24 March 2023
Today’s 25-basis points (bps) hike takes interest rates to 4.25%, the highest level in 15 years. There are good reasons to think that this is now the peak – the Monetary Policy Committee (MPC) reiterated that it will need to be surprised by the economic data in order to raise rates further. What’s more, the tightening in financial conditions as a result of the recent turmoil in financial markets is equivalent to around 25-bps of policy tightening according to our calculations, reducing the need for further rate hikes.
However, the economy has proved much more resilient than expected and the labour market remains stubbornly tight. If the labour market hasn’t eased significantly by the summer then the there is a risk that the MPC will have to resume rate hikes later this year.
So, there is room for one more rate hike, but only if the labour market continues to defy gravity. We think 4.25% will probably mark the peak for UK interest rates.
Financial conditions add to the confusion
The MPC addressed the recent turmoil in financial markets by confirming that the “UK banking system maintained robust capital and strong liquidity positions, and was well placed to continue supporting the economy in a wide range of economic scenarios, including in a period of higher interest rates.”
But the committee also noted that the banking turmoil posed an extra uncertainty to “the financial and economic outlook” and that it was monitoring credit conditions, which have the potential to play a key role in future decisions. Widening credit spreads makes it more expensive for corporations to borrow and so dampen activity in the economy, even if the base rate remains unchanged.
Based on our modelling, assuming the widening of corporate spreads seen since the start of the banking turmoil persists over Q2 2023, the recent tightening of credit conditions is equivalent to roughly one 25-bp hike.
Recent uptick in inflation suggests path to 2% will be bumpy but still steep
The MPC took the edge off the 25-bp hike in Bank Rate by downplaying the significance of the unexpected increase in CPI inflation in February.

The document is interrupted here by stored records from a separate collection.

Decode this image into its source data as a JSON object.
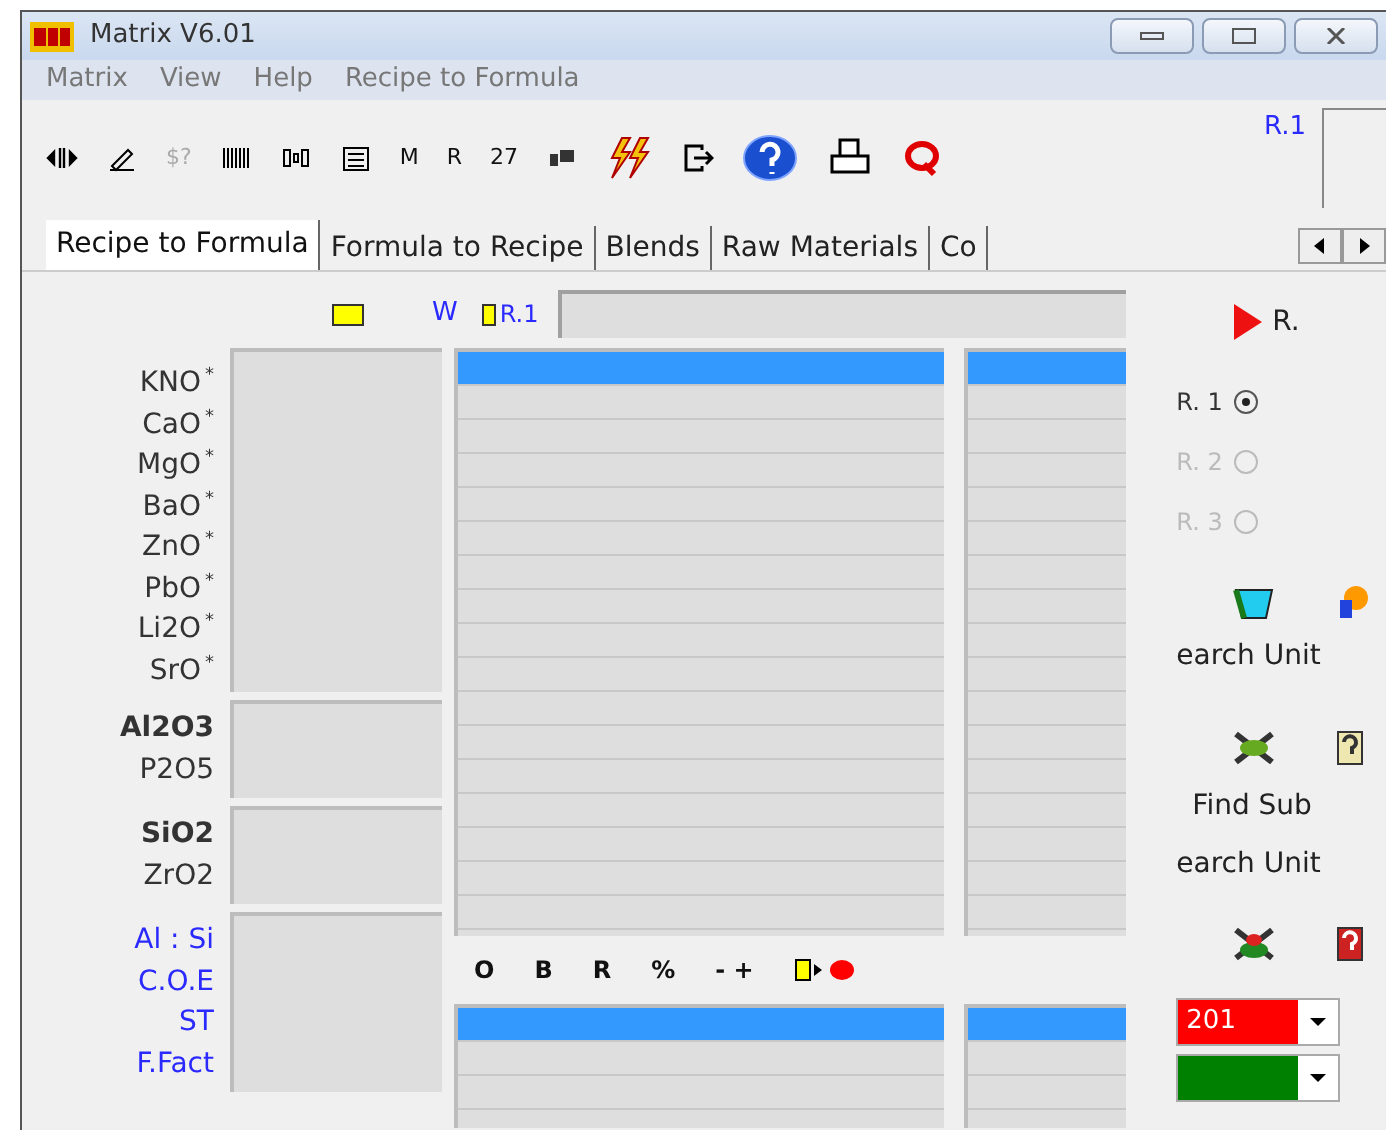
{
  "window": {
    "title": "Matrix V6.01"
  },
  "menu": [
    "Matrix",
    "View",
    "Help",
    "Recipe to Formula"
  ],
  "toolbar": [
    {
      "kind": "icon"
    },
    {
      "kind": "icon"
    },
    {
      "kind": "text",
      "label": "$?",
      "disabled": true
    },
    {
      "kind": "icon"
    },
    {
      "kind": "icon"
    },
    {
      "kind": "icon"
    },
    {
      "kind": "text",
      "label": "M",
      "disabled": false
    },
    {
      "kind": "text",
      "label": "R",
      "disabled": false
    },
    {
      "kind": "text",
      "label": "27",
      "disabled": false
    },
    {
      "kind": "icon"
    },
    {
      "kind": "icon"
    },
    {
      "kind": "icon"
    },
    {
      "kind": "icon"
    },
    {
      "kind": "icon"
    },
    {
      "kind": "icon"
    }
  ],
  "toolbar_recipe": {
    "label": "R.1"
  },
  "tabs": [
    {
      "label": "Recipe to Formula",
      "selected": true
    },
    {
      "label": "Formula to Recipe",
      "selected": false
    },
    {
      "label": "Blends",
      "selected": false
    },
    {
      "label": "Raw Materials",
      "selected": false
    },
    {
      "label": "Co",
      "selected": false
    }
  ],
  "header": {
    "weight_label": "W",
    "recipe_label": "R.1"
  },
  "oxide_groups": [
    {
      "items": [
        {
          "label": "KNO",
          "mark": "*",
          "bold": false
        },
        {
          "label": "CaO",
          "mark": "*",
          "bold": false
        },
        {
          "label": "MgO",
          "mark": "*",
          "bold": false
        },
        {
          "label": "BaO",
          "mark": "*",
          "bold": false
        },
        {
          "label": "ZnO",
          "mark": "*",
          "bold": false
        },
        {
          "label": "PbO",
          "mark": "*",
          "bold": false
        },
        {
          "label": "Li2O",
          "mark": "*",
          "bold": false
        },
        {
          "label": "SrO",
          "mark": "*",
          "bold": false
        }
      ]
    },
    {
      "items": [
        {
          "label": "Al2O3",
          "bold": true
        },
        {
          "label": "P2O5",
          "bold": false
        }
      ]
    },
    {
      "items": [
        {
          "label": "SiO2",
          "bold": true
        },
        {
          "label": "ZrO2",
          "bold": false
        }
      ]
    },
    {
      "items": [
        {
          "label": "Al : Si",
          "bold": false
        },
        {
          "label": "C.O.E",
          "bold": false
        },
        {
          "label": "ST",
          "bold": false
        },
        {
          "label": "F.Fact",
          "bold": false
        }
      ],
      "blue": true
    }
  ],
  "grid": {
    "rows": [
      {
        "selected": true
      },
      {
        "selected": false
      },
      {
        "selected": false
      },
      {
        "selected": false
      },
      {
        "selected": false
      },
      {
        "selected": false
      },
      {
        "selected": false
      },
      {
        "selected": false
      },
      {
        "selected": false
      },
      {
        "selected": false
      },
      {
        "selected": false
      },
      {
        "selected": false
      },
      {
        "selected": false
      },
      {
        "selected": false
      },
      {
        "selected": false
      },
      {
        "selected": false
      },
      {
        "selected": false
      }
    ]
  },
  "grid_toolbar": [
    {
      "kind": "text",
      "label": "O"
    },
    {
      "kind": "text",
      "label": "B"
    },
    {
      "kind": "text",
      "label": "R"
    },
    {
      "kind": "text",
      "label": "%"
    },
    {
      "kind": "text",
      "label": "- +"
    },
    {
      "kind": "icon"
    }
  ],
  "lower_grid": {
    "rows": [
      {
        "selected": true
      },
      {
        "selected": false
      },
      {
        "selected": false
      }
    ]
  },
  "right_panel": {
    "run_label": "R.",
    "recipes": [
      {
        "label": "R. 1",
        "selected": true,
        "disabled": false
      },
      {
        "label": "R. 2",
        "selected": false,
        "disabled": true
      },
      {
        "label": "R. 3",
        "selected": false,
        "disabled": true
      }
    ],
    "labels": [
      "earch Unit",
      "Find Sub",
      "earch Unit"
    ],
    "combos": [
      {
        "value": "201",
        "color": "#ff0000"
      },
      {
        "color": "#008000"
      }
    ]
  }
}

Indeed, it said it still expects inflation to fall sharply over the remainder of 2023 and that services inflation, which is more closely related to the domestic economy, is broadly in line with its expectations. It blamed most of the surprise jump in inflation on spikes in food prices, due to bad weather, and clothing prices, which tend to be volatile. It expects these types of inflation to be less persistent and so is less concerned about them.
We expect inflation to be around 3% by the end of this year and fall below the Bank’s 2% target in 2024, as the large falls in energy and shipping prices make themselves felt.
The MPC also kept its forward guidance from February, which was:
“The MPC will continue to monitor closely indications of persistent inflationary pressures, including the tightness of labour market conditions and the behaviour of wage growth and services inflation. If there were to be evidence of more persistent pressures, then further tightening in monetary policy would be required.”
Translating this from ‘Bank language’ this means - whether interest rates increase again in May depends on whether there is evidence that the labour market is easing. It will also need to be sure that the spike in inflation in February really was a one off.
But assuming the economy evolves largely as we and the Bank of England (BoE) expects, then there is probably little need for further hikes.
Even with the economy struggling, we doubt the BoE will be comfortable cutting rates until inflation is within touching distance of the 2% target. In our forecasts, that doesn’t happen until Q2 2024. We have assumed cuts of 25-bps a quarter from that point until the end of 2025, when interest rates may feel a bit friendlier again.